In what would probably be rejected as too obvious a visual metaphor in nine out of ten Hollywood movies, a Russian-American oil billionaire angered visitors and photographers visiting the Statue of Liberty in New York last week. Eugene Shvidler, born in Russia but a US citizen since 1994, parked his massive 370-foot mega yacht right in front of Lady Liberty for two weeks in April, followed by much of June, according to the New York Post.
Shvidler is perfectly within his rights to anchor his ship where he did, but the unwritten norms of the area dictate that boats only remain there for a day or two at most. Roland Lewis is president of the non-profit Waterfront Alliance, an organization devoted to the shores adjacent to the statue, and he was understandably unhappy about Shvidler's actions:
"It's the people's statue versus a person's private boat. That boat is right there obstructing the parade of excursion boats that go out there to visit the statue."
In case you're interested, the name of Shvidler's yacht is Le Grand Bleu, a gift from fellow wealthy yacht enthusiast Roman Abramovich, and reportedly ranks as one of the largest in the world. Despite many visitors' displeasure with the Bleu getting in the way of their view of the Statue of Liberty, a spokesman for the Coast Guard said Shvidler won't be asked to move unless he creates "an unreasonable obstacle."

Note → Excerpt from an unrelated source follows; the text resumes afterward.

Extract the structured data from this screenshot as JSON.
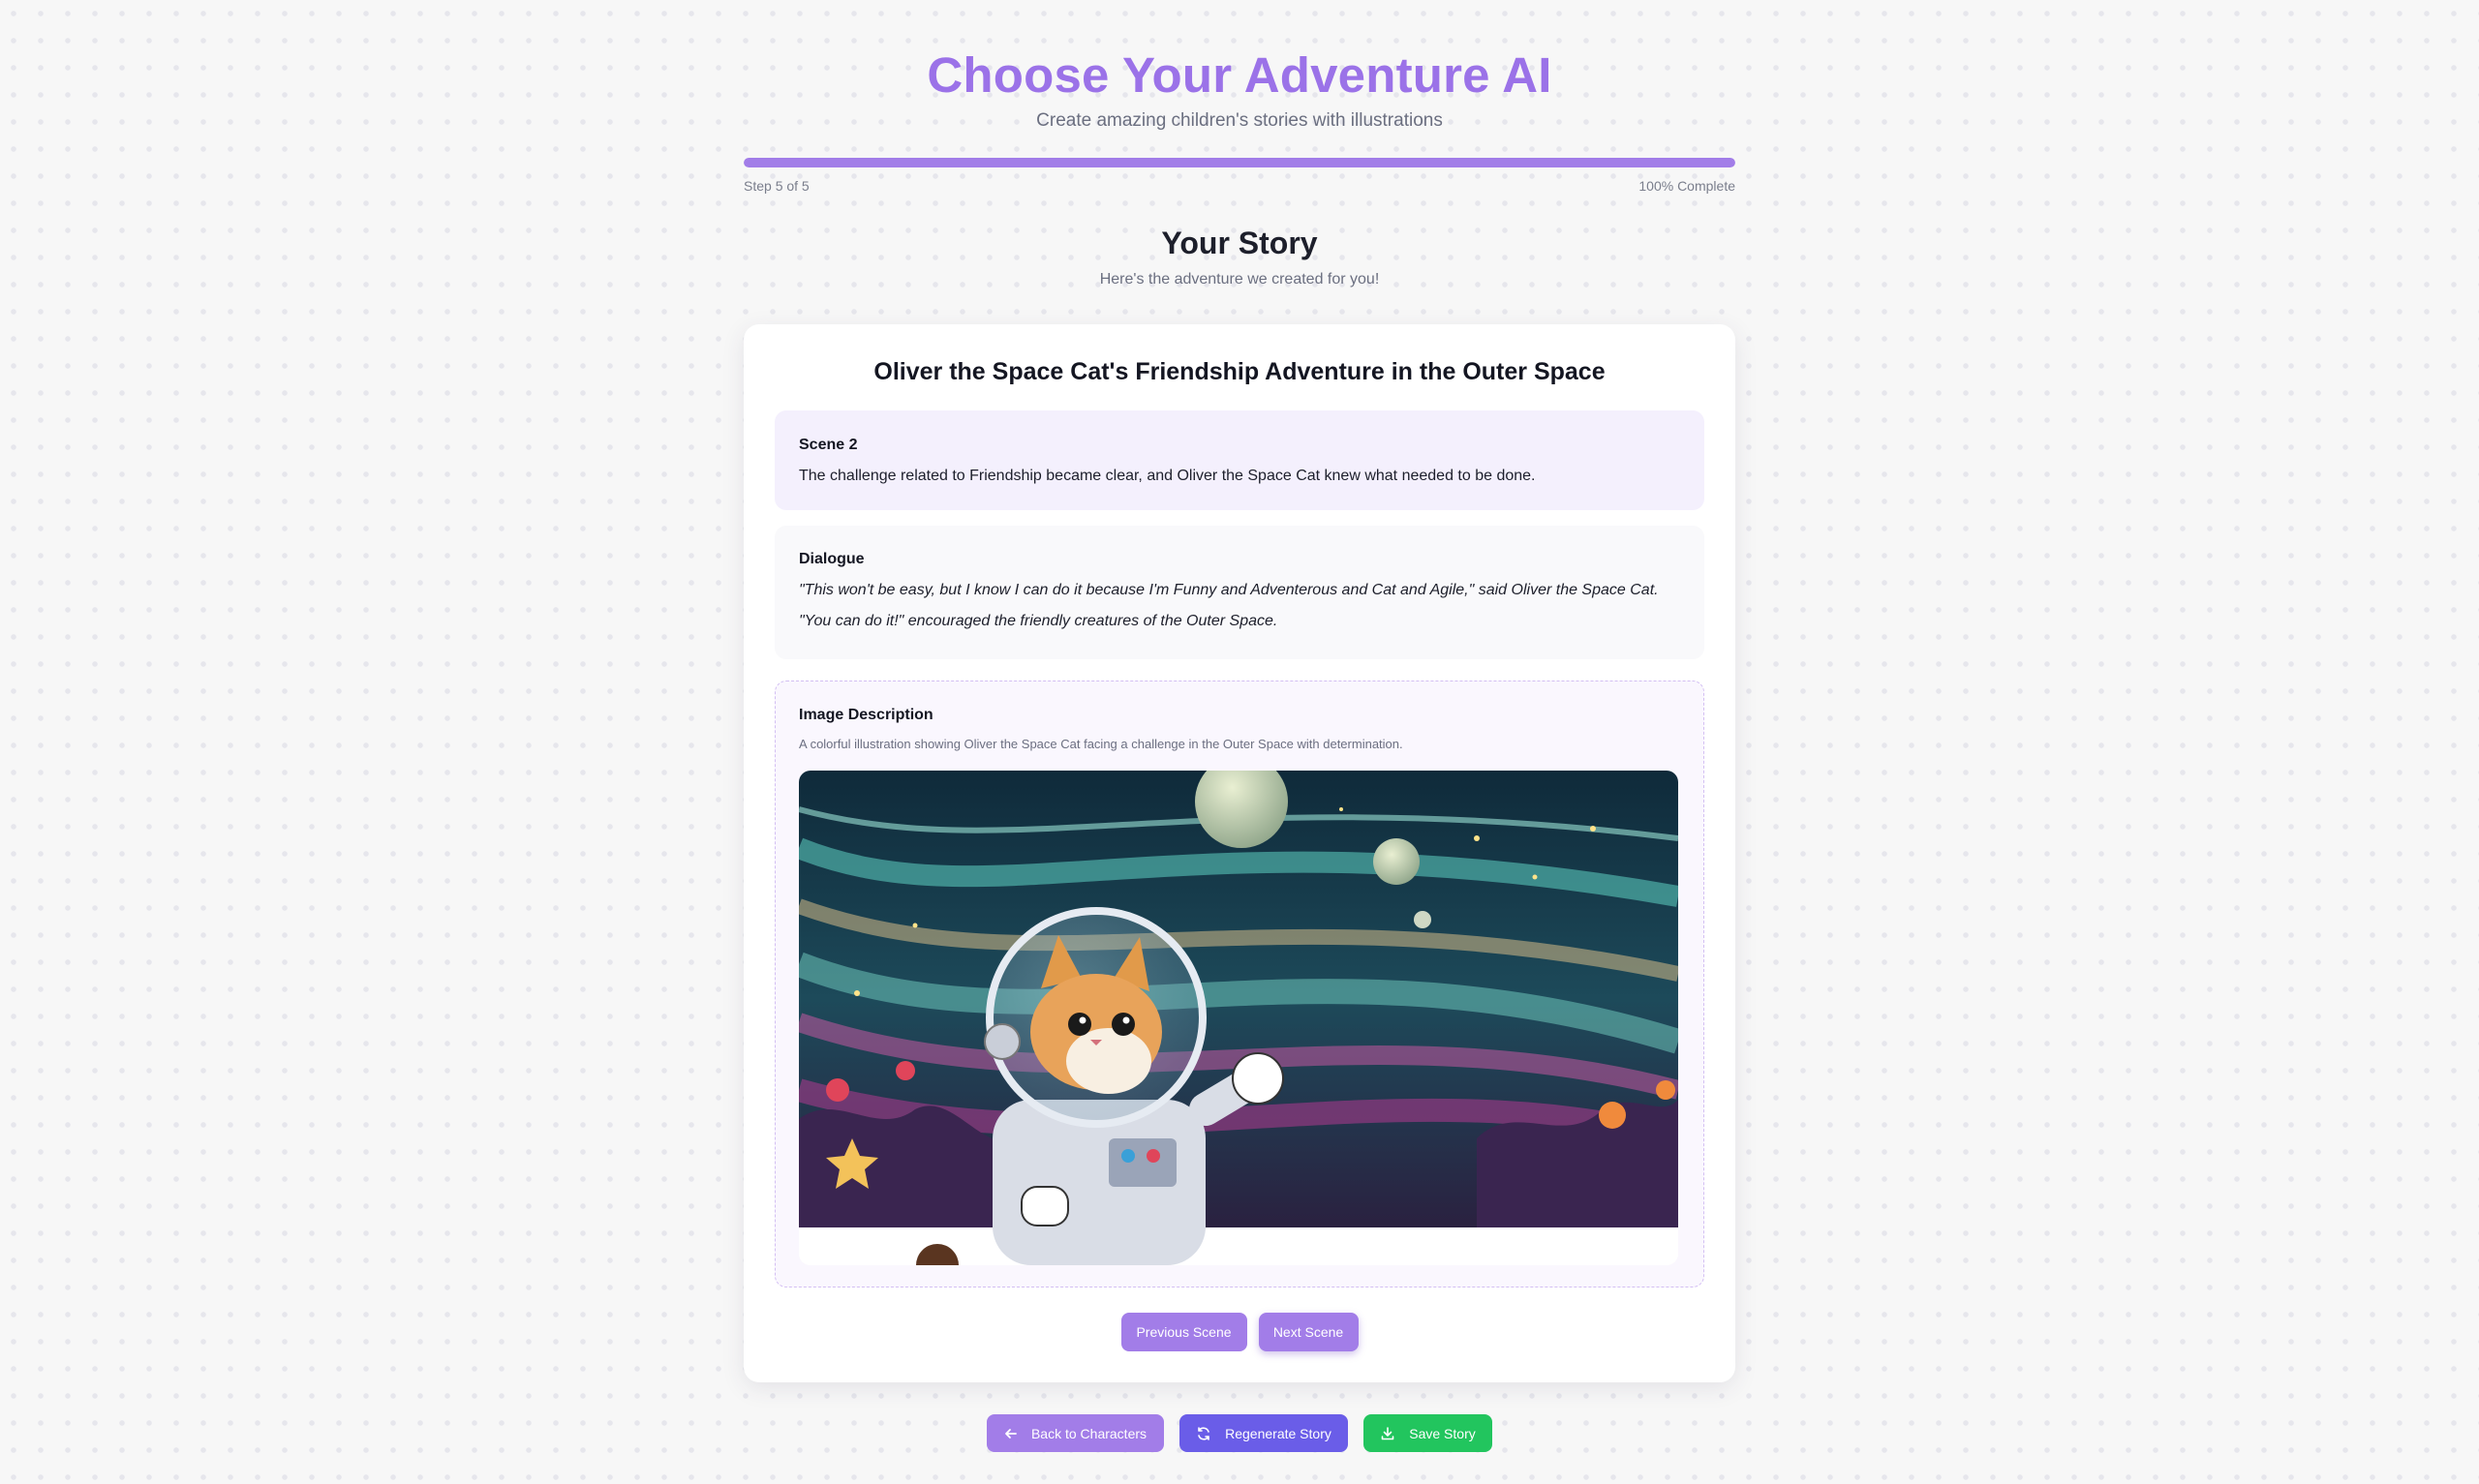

As of this writing, the yacht has left its controversial spot for less scrutinized waters, but it isn't known whether Shvidler plans to stay away for good or if this is just another trip in between stints near Liberty Island.